  6. every prescription authorisation form is kept in the pharmacy for a minimum of two years.
  • Both women and men must be counselled before initiation of therapy and throughout, to ensure that the appropriate precautions are taken to prevent pregnancy.
  • As gatekeepers to medicines it is of vital importance that all pharmacists follow the legislation and procedures in place, to ensure the safe supply of this medicine and reduce the risk of harm.
  • The need to provide the pharmacy with a valid prescription and the prescription authorisation form, before Revlimid® can be ordered, should be emphasised to the patient to ensure their understanding of the controls in place and that they receive their medicine in time to start their next cycle. 
  • If the prescribing doctor has not completed the prescription authorisation form the medicine should not be ordered by or supplied from the pharmacy.
  • It is important to reinforce the potential toxicities of this medicine to the patient at each dispensing, and that care must be taken in safeguarding this medication when it is in their own possession. 
  • As a pharmacist it is your responsibility to ensure that you are knowledgeable on the medicines that you are supplying to patients, and this is particularly important for high tech medicines. The marketing authorisation holder will often provide training materials for healthcare professionals or you can review the product’s Summary of Product Characteristics (SmPC), available on the Health Products Regulatory Authority’s (HPRA) or European Medicine Agency’s website.

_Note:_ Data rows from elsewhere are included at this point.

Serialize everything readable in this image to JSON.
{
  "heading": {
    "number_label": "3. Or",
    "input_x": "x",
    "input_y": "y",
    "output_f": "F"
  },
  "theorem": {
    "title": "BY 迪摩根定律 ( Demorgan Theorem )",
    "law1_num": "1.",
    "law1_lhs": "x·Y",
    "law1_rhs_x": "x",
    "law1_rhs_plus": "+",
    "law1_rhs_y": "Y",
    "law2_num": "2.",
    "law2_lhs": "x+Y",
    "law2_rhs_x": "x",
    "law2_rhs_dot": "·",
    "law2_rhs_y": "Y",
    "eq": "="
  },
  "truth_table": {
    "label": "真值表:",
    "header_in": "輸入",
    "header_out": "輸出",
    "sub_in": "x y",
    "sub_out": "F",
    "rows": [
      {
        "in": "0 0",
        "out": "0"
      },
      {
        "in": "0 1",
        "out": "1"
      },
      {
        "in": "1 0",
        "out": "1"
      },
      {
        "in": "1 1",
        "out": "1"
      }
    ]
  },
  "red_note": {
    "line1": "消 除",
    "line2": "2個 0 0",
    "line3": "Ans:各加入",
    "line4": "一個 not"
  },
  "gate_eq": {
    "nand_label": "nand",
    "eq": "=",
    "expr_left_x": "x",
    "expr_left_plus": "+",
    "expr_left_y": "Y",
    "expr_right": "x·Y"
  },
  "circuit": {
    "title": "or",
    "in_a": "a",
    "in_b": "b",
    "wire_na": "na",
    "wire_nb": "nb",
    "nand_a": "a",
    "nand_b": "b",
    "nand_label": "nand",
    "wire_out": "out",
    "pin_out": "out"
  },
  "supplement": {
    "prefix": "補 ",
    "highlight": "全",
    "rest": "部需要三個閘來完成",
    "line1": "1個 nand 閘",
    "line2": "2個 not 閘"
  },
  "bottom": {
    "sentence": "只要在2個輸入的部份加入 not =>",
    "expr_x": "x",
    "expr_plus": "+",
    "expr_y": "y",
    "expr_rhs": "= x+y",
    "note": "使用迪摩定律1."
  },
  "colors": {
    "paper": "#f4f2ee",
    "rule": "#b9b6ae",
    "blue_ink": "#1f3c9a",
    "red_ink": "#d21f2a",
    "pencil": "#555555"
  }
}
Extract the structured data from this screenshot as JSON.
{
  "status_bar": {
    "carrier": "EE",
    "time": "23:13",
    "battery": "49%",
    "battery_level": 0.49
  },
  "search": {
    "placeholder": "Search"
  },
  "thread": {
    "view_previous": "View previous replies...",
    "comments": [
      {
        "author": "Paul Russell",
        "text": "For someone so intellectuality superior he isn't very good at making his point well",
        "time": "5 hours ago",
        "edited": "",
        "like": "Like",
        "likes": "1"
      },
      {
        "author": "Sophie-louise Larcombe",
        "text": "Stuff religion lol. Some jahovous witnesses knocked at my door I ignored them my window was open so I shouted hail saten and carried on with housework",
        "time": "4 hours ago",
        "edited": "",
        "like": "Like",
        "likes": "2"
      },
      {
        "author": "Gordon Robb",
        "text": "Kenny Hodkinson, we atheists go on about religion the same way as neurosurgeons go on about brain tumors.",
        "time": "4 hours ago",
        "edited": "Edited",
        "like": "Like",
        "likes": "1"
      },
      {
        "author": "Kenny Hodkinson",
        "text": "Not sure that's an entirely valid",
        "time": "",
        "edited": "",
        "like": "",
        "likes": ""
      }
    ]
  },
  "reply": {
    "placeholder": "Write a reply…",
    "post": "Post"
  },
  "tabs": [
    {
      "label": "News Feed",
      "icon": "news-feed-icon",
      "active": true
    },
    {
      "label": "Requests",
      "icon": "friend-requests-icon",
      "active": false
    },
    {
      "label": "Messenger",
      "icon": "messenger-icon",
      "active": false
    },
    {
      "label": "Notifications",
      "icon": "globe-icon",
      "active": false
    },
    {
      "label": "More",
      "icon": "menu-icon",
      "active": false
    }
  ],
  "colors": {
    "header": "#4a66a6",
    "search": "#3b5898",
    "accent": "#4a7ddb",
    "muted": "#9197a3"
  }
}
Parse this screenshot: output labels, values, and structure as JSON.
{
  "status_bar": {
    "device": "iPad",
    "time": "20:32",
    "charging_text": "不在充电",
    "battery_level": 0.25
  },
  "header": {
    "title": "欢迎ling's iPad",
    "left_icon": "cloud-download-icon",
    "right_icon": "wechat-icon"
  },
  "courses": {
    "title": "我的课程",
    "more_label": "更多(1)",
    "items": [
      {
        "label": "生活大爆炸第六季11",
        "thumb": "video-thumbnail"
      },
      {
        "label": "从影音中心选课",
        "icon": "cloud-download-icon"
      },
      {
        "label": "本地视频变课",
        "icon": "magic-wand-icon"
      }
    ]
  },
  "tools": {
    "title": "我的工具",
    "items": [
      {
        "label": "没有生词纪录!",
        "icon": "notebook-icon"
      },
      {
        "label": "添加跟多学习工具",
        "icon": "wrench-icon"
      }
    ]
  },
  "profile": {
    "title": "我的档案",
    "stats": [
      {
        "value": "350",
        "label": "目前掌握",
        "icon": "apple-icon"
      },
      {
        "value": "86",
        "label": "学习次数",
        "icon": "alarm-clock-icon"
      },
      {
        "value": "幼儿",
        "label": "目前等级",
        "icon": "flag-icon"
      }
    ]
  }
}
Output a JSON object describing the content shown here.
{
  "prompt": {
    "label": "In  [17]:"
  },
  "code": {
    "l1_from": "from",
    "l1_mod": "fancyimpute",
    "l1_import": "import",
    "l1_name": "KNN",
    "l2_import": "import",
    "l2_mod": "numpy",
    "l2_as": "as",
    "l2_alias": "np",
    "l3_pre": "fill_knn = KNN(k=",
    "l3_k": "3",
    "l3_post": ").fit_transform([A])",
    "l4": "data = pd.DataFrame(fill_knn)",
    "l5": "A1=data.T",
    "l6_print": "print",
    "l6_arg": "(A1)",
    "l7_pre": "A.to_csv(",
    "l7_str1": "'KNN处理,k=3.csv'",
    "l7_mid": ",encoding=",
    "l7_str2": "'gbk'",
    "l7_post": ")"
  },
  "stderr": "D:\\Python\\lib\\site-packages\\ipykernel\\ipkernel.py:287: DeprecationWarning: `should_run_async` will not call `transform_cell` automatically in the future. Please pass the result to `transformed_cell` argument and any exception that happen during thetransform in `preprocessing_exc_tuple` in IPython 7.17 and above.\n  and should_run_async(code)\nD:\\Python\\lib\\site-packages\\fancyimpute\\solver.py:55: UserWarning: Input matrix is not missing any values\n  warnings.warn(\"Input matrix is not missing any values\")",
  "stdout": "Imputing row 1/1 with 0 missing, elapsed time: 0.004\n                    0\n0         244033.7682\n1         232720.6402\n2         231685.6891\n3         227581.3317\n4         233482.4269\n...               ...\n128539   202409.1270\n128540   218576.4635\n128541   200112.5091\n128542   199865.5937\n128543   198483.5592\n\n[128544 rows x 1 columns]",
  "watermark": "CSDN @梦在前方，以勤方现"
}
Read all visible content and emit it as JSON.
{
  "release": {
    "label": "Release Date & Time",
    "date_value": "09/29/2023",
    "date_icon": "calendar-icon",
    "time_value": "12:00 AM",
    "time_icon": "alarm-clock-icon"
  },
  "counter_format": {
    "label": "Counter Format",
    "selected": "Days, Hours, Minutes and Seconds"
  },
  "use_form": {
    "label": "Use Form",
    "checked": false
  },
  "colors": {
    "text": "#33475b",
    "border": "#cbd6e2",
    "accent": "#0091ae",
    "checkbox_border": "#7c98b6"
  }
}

This is necessary to carry out your legal and professional responsibilities to therapeutically review the prescription and provide counselling to the patient. You should not assume that a colleague or another healthcare professional has provided adequate counselling to the patient and you should always confirm the patients understanding of what you have told them. 
  • Patients on Revlimid® are generally reviewed on a monthly basis to assess clinical response and side effects or toxicities, which can lead to changes to the medicines dosage. Therefore, you must review the current, in date prescription to confirm the correct strength and dosage instructions for the period of supply. 
  • When these incidents occurred there was a standard operating procedure (SOP) in place within the pharmacy specific to the ordering, storage and dispensing of drugs under the high tech scheme. This SOP highlighted that pharmacists must ensure that the prescription authorising supply is valid for each and every dispensing and each prescription must be stamped at the time of dispensing and endorsed by the pharmacist who performed the final check. However, from the actions of the pharmacists it is clear that this was not being followed, as if it had been this poor practice would not have occurred. SOPs should be followed at all times to ensure that a process is carried out to a consistently high standard by all staff members involved, in line with legislation and good practice and to minimise the risk of errors.
  • If you have a patient who has been prescribed Revlimid® there should be a SOP in place in your pharmacy that specifically addresses the requirements for supply of this medicine. All relevant staff members should be trained on this SOP to ensure that they are following it and understand the patient safety reasons for the controls that are in place. Training records should be maintained to document this. 
  • An error log must be completed for all errors made in the pharmacy, the staff members involved informed of the error, and appropriate follow-up regarding the patients care provided. Recording errors should not be used as a way to blame individuals, but rather to encourage an environment of openness and learning, so that procedures can be reviewed and amended, and practices changed to guard against a similar error occurring again.

Further reading to help you review your practice: